# [Your assignment]
Every line of the entries below that carries the string "specified" should be copied.

══════

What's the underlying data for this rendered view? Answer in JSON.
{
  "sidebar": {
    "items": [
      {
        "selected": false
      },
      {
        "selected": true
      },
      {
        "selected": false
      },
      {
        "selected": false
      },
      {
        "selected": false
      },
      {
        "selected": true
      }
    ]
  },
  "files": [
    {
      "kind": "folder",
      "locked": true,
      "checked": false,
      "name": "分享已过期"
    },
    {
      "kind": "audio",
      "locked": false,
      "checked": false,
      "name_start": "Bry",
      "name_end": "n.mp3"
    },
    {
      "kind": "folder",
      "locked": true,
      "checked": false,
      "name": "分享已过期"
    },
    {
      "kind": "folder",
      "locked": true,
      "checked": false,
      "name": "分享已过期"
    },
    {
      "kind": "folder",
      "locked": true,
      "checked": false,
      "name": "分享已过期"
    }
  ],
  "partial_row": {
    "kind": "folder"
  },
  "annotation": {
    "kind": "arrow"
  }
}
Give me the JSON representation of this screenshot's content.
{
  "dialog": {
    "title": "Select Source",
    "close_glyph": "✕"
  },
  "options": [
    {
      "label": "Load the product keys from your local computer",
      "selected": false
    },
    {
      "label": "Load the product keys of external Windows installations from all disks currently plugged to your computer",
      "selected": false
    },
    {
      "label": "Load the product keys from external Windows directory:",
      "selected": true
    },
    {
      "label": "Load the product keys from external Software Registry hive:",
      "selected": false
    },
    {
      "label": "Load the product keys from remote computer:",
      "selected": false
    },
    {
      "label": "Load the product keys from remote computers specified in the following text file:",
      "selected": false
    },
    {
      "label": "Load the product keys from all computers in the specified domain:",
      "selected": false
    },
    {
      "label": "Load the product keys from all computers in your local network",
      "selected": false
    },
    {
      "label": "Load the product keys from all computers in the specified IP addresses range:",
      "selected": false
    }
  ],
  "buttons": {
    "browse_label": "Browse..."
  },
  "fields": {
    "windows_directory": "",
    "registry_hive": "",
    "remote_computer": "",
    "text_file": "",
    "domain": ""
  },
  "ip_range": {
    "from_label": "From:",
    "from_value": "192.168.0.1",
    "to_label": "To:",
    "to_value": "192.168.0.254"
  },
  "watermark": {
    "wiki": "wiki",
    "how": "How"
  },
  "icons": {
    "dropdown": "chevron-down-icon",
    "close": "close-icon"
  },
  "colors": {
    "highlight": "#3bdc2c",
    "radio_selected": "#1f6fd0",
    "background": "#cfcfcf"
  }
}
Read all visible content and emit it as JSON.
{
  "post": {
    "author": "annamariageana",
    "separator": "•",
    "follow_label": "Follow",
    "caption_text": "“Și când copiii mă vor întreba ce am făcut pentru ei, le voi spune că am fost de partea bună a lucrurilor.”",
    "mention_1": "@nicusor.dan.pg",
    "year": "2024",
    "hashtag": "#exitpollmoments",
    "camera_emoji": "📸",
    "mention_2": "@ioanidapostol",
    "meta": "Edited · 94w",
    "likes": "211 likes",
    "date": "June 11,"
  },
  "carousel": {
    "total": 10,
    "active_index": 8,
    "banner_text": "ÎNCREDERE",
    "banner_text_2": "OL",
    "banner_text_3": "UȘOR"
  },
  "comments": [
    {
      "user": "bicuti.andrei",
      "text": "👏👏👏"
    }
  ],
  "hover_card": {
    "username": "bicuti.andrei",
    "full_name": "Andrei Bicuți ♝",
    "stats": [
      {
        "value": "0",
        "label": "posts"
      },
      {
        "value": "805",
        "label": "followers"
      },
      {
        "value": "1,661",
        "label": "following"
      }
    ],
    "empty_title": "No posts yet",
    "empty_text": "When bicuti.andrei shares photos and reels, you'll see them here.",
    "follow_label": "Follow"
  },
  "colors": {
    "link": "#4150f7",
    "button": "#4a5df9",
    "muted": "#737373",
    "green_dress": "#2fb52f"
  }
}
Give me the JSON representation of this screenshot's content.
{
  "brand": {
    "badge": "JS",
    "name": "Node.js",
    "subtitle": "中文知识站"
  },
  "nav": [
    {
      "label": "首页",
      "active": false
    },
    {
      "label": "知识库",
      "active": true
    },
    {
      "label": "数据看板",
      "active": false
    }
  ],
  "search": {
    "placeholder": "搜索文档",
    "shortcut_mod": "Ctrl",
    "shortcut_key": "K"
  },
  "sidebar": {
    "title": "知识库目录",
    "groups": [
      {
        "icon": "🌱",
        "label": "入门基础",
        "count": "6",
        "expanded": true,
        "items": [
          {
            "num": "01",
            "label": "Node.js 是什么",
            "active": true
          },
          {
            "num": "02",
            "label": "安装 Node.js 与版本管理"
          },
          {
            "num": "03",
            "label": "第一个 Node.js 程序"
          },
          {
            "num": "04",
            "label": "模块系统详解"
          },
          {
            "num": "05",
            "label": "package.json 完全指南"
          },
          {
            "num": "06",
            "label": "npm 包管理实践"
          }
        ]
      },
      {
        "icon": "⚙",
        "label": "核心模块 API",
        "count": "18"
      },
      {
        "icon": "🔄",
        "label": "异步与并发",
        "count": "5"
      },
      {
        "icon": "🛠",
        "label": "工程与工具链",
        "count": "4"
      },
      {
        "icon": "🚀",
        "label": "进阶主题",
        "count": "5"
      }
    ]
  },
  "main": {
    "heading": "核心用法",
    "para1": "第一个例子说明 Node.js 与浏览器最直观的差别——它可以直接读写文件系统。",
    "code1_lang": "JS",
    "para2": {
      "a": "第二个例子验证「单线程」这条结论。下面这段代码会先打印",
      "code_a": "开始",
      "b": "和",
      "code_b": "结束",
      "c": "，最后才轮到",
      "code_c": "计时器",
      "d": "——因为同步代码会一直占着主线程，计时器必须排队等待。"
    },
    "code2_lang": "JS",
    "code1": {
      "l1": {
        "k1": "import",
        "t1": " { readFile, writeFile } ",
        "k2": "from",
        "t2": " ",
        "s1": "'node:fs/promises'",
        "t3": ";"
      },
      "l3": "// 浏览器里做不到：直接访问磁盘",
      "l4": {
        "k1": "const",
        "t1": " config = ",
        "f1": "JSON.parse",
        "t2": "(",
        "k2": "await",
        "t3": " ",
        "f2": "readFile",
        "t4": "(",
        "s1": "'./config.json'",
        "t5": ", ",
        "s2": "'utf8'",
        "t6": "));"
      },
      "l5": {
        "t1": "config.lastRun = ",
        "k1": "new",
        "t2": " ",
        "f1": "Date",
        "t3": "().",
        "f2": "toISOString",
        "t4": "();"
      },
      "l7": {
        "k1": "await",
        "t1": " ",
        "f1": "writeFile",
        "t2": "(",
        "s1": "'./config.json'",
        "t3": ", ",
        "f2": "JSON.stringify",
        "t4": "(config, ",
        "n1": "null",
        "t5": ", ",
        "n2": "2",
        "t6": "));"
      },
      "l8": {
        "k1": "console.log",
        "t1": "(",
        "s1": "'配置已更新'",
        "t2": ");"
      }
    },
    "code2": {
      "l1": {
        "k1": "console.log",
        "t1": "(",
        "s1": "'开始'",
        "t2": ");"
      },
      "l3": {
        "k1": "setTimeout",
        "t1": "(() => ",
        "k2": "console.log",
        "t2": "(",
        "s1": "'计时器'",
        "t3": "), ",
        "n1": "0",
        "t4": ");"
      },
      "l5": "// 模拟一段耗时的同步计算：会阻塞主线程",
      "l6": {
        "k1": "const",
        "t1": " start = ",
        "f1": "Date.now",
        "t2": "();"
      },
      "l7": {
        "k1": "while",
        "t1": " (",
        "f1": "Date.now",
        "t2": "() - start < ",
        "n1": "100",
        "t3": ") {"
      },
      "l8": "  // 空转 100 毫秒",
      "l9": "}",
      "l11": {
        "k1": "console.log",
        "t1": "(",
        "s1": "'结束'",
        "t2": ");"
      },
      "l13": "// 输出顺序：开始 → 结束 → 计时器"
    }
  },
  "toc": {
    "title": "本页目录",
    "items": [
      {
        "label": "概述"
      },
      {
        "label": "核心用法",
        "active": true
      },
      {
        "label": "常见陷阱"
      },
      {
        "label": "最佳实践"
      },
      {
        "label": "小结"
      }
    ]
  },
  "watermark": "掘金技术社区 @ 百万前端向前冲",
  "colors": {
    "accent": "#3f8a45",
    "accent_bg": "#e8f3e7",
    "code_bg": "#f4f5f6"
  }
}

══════

# [Your response]
      "label": "Load the product keys from remote computers specified in the following text file:",
      "label": "Load the product keys from all computers in the specified domain:",
      "label": "Load the product keys from all computers in the specified IP addresses range:",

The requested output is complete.